--- DATA Enclosed Below ---

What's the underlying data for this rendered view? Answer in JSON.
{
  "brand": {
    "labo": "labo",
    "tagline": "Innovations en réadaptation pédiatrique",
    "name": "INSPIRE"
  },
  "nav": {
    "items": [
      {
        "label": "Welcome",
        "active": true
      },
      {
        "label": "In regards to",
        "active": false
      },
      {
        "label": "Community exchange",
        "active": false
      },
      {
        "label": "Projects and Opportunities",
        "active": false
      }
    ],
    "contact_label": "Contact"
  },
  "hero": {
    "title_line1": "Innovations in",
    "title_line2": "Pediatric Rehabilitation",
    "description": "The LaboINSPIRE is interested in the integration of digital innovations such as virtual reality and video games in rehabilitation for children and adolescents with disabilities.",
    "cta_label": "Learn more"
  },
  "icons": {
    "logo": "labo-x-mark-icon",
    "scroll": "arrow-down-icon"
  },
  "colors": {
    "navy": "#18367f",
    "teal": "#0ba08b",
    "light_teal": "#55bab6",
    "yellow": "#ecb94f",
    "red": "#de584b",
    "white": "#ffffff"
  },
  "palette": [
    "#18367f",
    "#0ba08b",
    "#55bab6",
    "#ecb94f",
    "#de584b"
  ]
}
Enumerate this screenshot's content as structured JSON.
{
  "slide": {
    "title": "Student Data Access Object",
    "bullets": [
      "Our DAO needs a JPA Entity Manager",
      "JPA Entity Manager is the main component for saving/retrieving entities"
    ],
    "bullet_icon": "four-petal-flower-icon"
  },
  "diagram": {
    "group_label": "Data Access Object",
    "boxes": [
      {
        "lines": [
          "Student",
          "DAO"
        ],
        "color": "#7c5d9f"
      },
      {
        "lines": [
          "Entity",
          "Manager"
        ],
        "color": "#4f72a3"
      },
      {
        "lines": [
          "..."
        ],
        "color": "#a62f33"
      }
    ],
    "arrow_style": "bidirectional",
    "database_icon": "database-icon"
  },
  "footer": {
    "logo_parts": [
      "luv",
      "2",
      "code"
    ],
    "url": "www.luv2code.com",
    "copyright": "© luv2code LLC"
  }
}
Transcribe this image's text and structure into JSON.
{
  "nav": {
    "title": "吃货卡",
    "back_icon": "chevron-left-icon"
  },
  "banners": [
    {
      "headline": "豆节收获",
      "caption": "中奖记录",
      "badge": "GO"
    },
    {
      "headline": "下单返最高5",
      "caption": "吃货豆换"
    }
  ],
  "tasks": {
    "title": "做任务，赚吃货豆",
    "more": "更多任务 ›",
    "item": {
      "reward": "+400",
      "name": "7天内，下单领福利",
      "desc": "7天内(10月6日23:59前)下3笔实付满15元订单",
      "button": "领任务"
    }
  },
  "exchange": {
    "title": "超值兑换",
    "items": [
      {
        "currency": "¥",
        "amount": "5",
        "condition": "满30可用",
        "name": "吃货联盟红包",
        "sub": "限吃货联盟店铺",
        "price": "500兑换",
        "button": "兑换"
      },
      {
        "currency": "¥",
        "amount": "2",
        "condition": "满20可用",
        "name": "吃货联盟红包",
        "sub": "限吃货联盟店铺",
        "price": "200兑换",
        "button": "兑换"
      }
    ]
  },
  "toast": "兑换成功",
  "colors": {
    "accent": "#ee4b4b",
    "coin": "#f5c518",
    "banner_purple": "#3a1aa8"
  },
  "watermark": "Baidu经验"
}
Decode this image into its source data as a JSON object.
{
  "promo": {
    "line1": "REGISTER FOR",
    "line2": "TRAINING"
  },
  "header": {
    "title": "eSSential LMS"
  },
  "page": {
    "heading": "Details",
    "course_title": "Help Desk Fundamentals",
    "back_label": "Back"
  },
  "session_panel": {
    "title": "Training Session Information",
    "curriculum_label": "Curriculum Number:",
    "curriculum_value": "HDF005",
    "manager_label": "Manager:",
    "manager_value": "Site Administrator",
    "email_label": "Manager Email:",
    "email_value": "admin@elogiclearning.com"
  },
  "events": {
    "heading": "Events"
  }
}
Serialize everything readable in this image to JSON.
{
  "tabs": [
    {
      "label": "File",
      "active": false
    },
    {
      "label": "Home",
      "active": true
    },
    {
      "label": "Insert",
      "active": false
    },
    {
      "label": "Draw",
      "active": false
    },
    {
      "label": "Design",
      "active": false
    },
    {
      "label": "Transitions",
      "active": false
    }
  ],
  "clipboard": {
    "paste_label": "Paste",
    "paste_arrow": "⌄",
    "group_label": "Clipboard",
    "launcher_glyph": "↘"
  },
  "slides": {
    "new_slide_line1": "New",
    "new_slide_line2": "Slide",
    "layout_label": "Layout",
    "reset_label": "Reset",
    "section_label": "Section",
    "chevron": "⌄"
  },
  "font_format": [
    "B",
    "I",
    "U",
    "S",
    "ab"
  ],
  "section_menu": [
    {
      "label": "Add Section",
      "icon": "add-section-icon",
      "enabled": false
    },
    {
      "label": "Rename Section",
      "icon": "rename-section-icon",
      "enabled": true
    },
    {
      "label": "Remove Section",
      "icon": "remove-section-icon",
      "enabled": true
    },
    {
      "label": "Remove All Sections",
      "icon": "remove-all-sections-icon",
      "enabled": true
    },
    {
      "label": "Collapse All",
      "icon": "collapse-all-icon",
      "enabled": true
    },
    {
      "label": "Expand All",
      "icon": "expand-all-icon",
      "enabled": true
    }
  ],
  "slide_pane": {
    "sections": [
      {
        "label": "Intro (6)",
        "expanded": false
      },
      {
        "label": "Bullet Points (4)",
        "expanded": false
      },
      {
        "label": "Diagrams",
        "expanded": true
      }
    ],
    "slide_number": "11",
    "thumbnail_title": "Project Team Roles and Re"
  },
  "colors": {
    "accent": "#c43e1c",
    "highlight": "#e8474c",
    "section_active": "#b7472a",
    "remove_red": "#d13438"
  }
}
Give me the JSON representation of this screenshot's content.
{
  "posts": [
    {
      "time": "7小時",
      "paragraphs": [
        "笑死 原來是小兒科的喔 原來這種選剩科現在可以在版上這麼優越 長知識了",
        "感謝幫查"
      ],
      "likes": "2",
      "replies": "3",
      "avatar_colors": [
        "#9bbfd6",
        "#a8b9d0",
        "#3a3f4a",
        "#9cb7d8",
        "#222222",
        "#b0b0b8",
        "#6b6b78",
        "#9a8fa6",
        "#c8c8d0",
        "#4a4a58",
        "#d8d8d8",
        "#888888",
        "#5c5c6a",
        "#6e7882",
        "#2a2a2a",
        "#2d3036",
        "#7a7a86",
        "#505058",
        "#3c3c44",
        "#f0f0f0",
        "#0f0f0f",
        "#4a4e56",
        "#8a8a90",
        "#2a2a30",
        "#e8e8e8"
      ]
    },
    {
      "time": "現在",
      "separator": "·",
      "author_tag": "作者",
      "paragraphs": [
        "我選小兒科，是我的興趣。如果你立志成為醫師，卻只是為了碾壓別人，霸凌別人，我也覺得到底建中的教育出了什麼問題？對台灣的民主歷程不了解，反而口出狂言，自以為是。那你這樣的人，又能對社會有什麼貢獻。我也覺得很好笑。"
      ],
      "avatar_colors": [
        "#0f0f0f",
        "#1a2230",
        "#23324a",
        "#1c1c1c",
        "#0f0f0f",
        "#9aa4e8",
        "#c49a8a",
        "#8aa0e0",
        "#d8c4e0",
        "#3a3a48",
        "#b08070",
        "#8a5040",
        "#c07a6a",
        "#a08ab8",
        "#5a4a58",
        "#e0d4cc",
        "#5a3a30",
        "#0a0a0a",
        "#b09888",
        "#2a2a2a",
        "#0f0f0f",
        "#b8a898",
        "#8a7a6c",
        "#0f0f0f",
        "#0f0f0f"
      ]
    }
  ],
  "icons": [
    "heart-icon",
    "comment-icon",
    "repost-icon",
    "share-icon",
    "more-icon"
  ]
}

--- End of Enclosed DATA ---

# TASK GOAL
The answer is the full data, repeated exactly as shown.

# WRITTEN REPLY
What's the underlying data for this rendered view? Answer in JSON.
{
  "brand": {
    "labo": "labo",
    "tagline": "Innovations en réadaptation pédiatrique",
    "name": "INSPIRE"
  },
  "nav": {
    "items": [
      {
        "label": "Welcome",
        "active": true
      },
      {
        "label": "In regards to",
        "active": false
      },
      {
        "label": "Community exchange",
        "active": false
      },
      {
        "label": "Projects and Opportunities",
        "active": false
      }
    ],
    "contact_label": "Contact"
  },
  "hero": {
    "title_line1": "Innovations in",
    "title_line2": "Pediatric Rehabilitation",
    "description": "The LaboINSPIRE is interested in the integration of digital innovations such as virtual reality and video games in rehabilitation for children and adolescents with disabilities.",
    "cta_label": "Learn more"
  },
  "icons": {
    "logo": "labo-x-mark-icon",
    "scroll": "arrow-down-icon"
  },
  "colors": {
    "navy": "#18367f",
    "teal": "#0ba08b",
    "light_teal": "#55bab6",
    "yellow": "#ecb94f",
    "red": "#de584b",
    "white": "#ffffff"
  },
  "palette": [
    "#18367f",
    "#0ba08b",
    "#55bab6",
    "#ecb94f",
    "#de584b"
  ]
}
Enumerate this screenshot's content as structured JSON.
{
  "slide": {
    "title": "Student Data Access Object",
    "bullets": [
      "Our DAO needs a JPA Entity Manager",
      "JPA Entity Manager is the main component for saving/retrieving entities"
    ],
    "bullet_icon": "four-petal-flower-icon"
  },
  "diagram": {
    "group_label": "Data Access Object",
    "boxes": [
      {
        "lines": [
          "Student",
          "DAO"
        ],
        "color": "#7c5d9f"
      },
      {
        "lines": [
          "Entity",
          "Manager"
        ],
        "color": "#4f72a3"
      },
      {
        "lines": [
          "..."
        ],
        "color": "#a62f33"
      }
    ],
    "arrow_style": "bidirectional",
    "database_icon": "database-icon"
  },
  "footer": {
    "logo_parts": [
      "luv",
      "2",
      "code"
    ],
    "url": "www.luv2code.com",
    "copyright": "© luv2code LLC"
  }
}
Transcribe this image's text and structure into JSON.
{
  "nav": {
    "title": "吃货卡",
    "back_icon": "chevron-left-icon"
  },
  "banners": [
    {
      "headline": "豆节收获",
      "caption": "中奖记录",
      "badge": "GO"
    },
    {
      "headline": "下单返最高5",
      "caption": "吃货豆换"
    }
  ],
  "tasks": {
    "title": "做任务，赚吃货豆",
    "more": "更多任务 ›",
    "item": {
      "reward": "+400",
      "name": "7天内，下单领福利",
      "desc": "7天内(10月6日23:59前)下3笔实付满15元订单",
      "button": "领任务"
    }
  },
  "exchange": {
    "title": "超值兑换",
    "items": [
      {
        "currency": "¥",
        "amount": "5",
        "condition": "满30可用",
        "name": "吃货联盟红包",
        "sub": "限吃货联盟店铺",
        "price": "500兑换",
        "button": "兑换"
      },
      {
        "currency": "¥",
        "amount": "2",
        "condition": "满20可用",
        "name": "吃货联盟红包",
        "sub": "限吃货联盟店铺",
        "price": "200兑换",
        "button": "兑换"
      }
    ]
  },
  "toast": "兑换成功",
  "colors": {
    "accent": "#ee4b4b",
    "coin": "#f5c518",
    "banner_purple": "#3a1aa8"
  },
  "watermark": "Baidu经验"
}
Decode this image into its source data as a JSON object.
{
  "promo": {
    "line1": "REGISTER FOR",
    "line2": "TRAINING"
  },
  "header": {
    "title": "eSSential LMS"
  },
  "page": {
    "heading": "Details",
    "course_title": "Help Desk Fundamentals",
    "back_label": "Back"
  },
  "session_panel": {
    "title": "Training Session Information",
    "curriculum_label": "Curriculum Number:",
    "curriculum_value": "HDF005",
    "manager_label": "Manager:",
    "manager_value": "Site Administrator",
    "email_label": "Manager Email:",
    "email_value": "admin@elogiclearning.com"
  },
  "events": {
    "heading": "Events"
  }
}
Serialize everything readable in this image to JSON.
{
  "tabs": [
    {
      "label": "File",
      "active": false
    },
    {
      "label": "Home",
      "active": true
    },
    {
      "label": "Insert",
      "active": false
    },
    {
      "label": "Draw",
      "active": false
    },
    {
      "label": "Design",
      "active": false
    },
    {
      "label": "Transitions",
      "active": false
    }
  ],
  "clipboard": {
    "paste_label": "Paste",
    "paste_arrow": "⌄",
    "group_label": "Clipboard",
    "launcher_glyph": "↘"
  },
  "slides": {
    "new_slide_line1": "New",
    "new_slide_line2": "Slide",
    "layout_label": "Layout",
    "reset_label": "Reset",
    "section_label": "Section",
    "chevron": "⌄"
  },
  "font_format": [
    "B",
    "I",
    "U",
    "S",
    "ab"
  ],
  "section_menu": [
    {
      "label": "Add Section",
      "icon": "add-section-icon",
      "enabled": false
    },
    {
      "label": "Rename Section",
      "icon": "rename-section-icon",
      "enabled": true
    },
    {
      "label": "Remove Section",
      "icon": "remove-section-icon",
      "enabled": true
    },
    {
      "label": "Remove All Sections",
      "icon": "remove-all-sections-icon",
      "enabled": true
    },
    {
      "label": "Collapse All",
      "icon": "collapse-all-icon",
      "enabled": true
    },
    {
      "label": "Expand All",
      "icon": "expand-all-icon",
      "enabled": true
    }
  ],
  "slide_pane": {
    "sections": [
      {
        "label": "Intro (6)",
        "expanded": false
      },
      {
        "label": "Bullet Points (4)",
        "expanded": false
      },
      {
        "label": "Diagrams",
        "expanded": true
      }
    ],
    "slide_number": "11",
    "thumbnail_title": "Project Team Roles and Re"
  },
  "colors": {
    "accent": "#c43e1c",
    "highlight": "#e8474c",
    "section_active": "#b7472a",
    "remove_red": "#d13438"
  }
}
Give me the JSON representation of this screenshot's content.
{
  "posts": [
    {
      "time": "7小時",
      "paragraphs": [
        "笑死 原來是小兒科的喔 原來這種選剩科現在可以在版上這麼優越 長知識了",
        "感謝幫查"
      ],
      "likes": "2",
      "replies": "3",
      "avatar_colors": [
        "#9bbfd6",
        "#a8b9d0",
        "#3a3f4a",
        "#9cb7d8",
        "#222222",
        "#b0b0b8",
        "#6b6b78",
        "#9a8fa6",
        "#c8c8d0",
        "#4a4a58",
        "#d8d8d8",
        "#888888",
        "#5c5c6a",
        "#6e7882",
        "#2a2a2a",
        "#2d3036",
        "#7a7a86",
        "#505058",
        "#3c3c44",
        "#f0f0f0",
        "#0f0f0f",
        "#4a4e56",
        "#8a8a90",
        "#2a2a30",
        "#e8e8e8"
      ]
    },
    {
      "time": "現在",
      "separator": "·",
      "author_tag": "作者",
      "paragraphs": [
        "我選小兒科，是我的興趣。如果你立志成為醫師，卻只是為了碾壓別人，霸凌別人，我也覺得到底建中的教育出了什麼問題？對台灣的民主歷程不了解，反而口出狂言，自以為是。那你這樣的人，又能對社會有什麼貢獻。我也覺得很好笑。"
      ],
      "avatar_colors": [
        "#0f0f0f",
        "#1a2230",
        "#23324a",
        "#1c1c1c",
        "#0f0f0f",
        "#9aa4e8",
        "#c49a8a",
        "#8aa0e0",
        "#d8c4e0",
        "#3a3a48",
        "#b08070",
        "#8a5040",
        "#c07a6a",
        "#a08ab8",
        "#5a4a58",
        "#e0d4cc",
        "#5a3a30",
        "#0a0a0a",
        "#b09888",
        "#2a2a2a",
        "#0f0f0f",
        "#b8a898",
        "#8a7a6c",
        "#0f0f0f",
        "#0f0f0f"
      ]
    }
  ],
  "icons": [
    "heart-icon",
    "comment-icon",
    "repost-icon",
    "share-icon",
    "more-icon"
  ]
}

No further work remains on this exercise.